Like his great-grandfather, Littlefield remains dedicated to his profession, providing the best equipment and keeping current with the latest technology. Today, one of those advances includes Lasik vision.
Littlefield can perform eye exams at his office for those wanting to do away with glasses by undergoing Lasik surgery on the eyes. “Only about half qualify,” says Littlefield.
Those who do are referred to a specialist.
Those who do not are given a number of different options that can help correct their vision. To Littlefield, that is the advantage of seeing an optometrist first.
“We are a general office that does everything,” he explains.
“It’s like the old saying, “If a hammer hits the nail, well fine,” he says. “But if we are not a hammer but a whole tool kit, we can care for you if you are a nail, or a screw, or
As a result, not only is the exam less biased, but it can also lead to different diagnoses.
“A lot of people have a lot of problems with their eyes and don’t realize it,” he says.
Littlefield does regular eye exams, and provides contact lenses and a large selection of eyewear. He also tests for glaucoma and other eye diseases. He is one of the few optometrists In the area that provides military families a 20 percent discount on services not covered by United Health Tricare.
Littlefield shares the office space with Dr. Beth Bazin, an optometrist who
specializes in eye vision therapy. Vision therapy has proved helpful to those who struggle with dyslexia, reading difficulties, attention deficit disorder, and certain head injuries.
Littlefield and his wife Joanne have two sons. Philip is a neurotologist (a subspecialty of ENT surgery) and is stationed at Tripler Army Medical Center in Hawaii. James is a chemical engineer doing Enviornmental Engineering for the government in Pittsburg, PA. Although there are four grandchildren, for now it looks as if the Littlefield legacy ends with the fourth generation. But that’s down the road, and, shall we say, a little out of sight.

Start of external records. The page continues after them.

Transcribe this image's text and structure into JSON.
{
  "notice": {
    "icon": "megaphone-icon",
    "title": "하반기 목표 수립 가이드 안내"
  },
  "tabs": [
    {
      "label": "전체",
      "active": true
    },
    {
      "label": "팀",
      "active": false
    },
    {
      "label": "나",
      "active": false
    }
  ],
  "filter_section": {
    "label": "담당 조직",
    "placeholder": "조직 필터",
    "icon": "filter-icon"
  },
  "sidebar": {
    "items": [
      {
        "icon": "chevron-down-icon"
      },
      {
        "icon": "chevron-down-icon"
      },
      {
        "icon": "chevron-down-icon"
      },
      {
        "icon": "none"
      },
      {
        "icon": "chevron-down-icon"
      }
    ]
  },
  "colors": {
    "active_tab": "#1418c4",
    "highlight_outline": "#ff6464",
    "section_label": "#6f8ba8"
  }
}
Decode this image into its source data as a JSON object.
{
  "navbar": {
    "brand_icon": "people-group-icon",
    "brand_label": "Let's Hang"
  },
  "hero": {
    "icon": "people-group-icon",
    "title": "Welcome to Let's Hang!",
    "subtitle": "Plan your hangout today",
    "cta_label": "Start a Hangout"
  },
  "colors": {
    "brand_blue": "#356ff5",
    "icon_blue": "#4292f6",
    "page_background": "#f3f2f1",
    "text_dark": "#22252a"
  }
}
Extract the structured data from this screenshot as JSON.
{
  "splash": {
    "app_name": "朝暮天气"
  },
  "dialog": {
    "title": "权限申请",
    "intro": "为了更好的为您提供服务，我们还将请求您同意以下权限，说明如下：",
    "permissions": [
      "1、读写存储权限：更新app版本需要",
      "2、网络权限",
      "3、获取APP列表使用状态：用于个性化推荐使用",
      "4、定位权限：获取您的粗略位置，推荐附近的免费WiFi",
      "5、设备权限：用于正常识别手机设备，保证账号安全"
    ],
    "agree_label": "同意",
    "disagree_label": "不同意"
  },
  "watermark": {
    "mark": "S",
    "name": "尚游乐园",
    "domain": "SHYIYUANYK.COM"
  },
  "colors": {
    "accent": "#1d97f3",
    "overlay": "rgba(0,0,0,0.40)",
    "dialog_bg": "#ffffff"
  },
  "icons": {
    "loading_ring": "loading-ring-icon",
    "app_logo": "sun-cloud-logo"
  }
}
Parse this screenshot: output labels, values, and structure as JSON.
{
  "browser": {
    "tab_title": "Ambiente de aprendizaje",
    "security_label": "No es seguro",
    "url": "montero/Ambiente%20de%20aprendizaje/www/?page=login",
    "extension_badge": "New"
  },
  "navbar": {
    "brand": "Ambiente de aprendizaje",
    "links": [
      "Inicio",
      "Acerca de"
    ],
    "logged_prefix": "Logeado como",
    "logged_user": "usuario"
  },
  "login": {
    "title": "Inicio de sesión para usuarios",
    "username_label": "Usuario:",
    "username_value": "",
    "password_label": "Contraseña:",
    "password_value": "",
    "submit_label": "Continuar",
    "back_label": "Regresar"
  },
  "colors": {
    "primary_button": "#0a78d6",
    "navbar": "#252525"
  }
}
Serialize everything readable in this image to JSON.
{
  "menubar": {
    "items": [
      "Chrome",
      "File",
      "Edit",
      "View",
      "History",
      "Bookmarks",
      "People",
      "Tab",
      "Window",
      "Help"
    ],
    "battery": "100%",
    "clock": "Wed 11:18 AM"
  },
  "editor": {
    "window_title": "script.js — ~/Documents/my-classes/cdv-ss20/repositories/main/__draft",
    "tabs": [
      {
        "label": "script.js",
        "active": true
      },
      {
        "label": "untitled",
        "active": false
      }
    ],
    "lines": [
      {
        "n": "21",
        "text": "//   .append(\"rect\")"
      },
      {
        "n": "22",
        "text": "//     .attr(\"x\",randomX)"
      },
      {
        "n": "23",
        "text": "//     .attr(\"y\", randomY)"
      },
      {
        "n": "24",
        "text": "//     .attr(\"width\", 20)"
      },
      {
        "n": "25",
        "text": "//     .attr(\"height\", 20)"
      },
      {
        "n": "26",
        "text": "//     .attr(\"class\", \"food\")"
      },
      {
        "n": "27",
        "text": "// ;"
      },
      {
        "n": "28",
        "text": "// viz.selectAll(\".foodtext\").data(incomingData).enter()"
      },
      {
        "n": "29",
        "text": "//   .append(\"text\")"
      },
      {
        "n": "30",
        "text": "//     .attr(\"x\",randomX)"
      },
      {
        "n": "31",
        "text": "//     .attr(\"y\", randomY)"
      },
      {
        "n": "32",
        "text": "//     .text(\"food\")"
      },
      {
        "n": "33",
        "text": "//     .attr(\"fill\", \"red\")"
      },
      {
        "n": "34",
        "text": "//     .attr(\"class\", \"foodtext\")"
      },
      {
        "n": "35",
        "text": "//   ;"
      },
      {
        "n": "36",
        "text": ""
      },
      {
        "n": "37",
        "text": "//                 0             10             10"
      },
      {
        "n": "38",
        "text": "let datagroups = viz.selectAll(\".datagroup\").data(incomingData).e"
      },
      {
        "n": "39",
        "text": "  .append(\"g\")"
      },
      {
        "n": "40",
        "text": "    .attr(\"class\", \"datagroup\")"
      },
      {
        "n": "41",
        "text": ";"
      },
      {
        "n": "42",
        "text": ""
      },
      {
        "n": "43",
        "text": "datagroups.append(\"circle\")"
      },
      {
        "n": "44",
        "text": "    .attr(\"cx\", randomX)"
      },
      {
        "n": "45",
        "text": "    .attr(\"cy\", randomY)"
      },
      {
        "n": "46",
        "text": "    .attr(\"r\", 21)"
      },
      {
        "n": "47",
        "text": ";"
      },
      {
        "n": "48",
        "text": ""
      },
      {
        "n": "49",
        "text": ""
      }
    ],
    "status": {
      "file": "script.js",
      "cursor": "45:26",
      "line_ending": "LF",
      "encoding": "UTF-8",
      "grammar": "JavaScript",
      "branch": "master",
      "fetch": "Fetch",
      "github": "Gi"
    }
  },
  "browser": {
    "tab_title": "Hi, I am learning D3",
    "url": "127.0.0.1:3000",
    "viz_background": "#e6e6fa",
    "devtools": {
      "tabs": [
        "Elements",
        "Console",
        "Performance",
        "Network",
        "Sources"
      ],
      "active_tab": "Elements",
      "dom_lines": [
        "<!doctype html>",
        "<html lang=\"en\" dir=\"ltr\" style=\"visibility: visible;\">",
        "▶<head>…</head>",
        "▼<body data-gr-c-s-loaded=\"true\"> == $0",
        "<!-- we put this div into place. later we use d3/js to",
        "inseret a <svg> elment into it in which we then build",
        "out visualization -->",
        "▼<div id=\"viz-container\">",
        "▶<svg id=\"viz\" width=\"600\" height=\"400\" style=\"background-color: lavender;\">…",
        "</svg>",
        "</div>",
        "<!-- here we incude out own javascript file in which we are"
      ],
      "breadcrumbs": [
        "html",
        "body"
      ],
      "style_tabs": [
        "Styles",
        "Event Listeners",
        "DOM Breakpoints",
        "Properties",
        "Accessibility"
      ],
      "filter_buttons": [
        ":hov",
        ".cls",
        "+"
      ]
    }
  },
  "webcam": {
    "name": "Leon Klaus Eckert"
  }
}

For more information, contact Littlefield Optometry at 816-888-5400.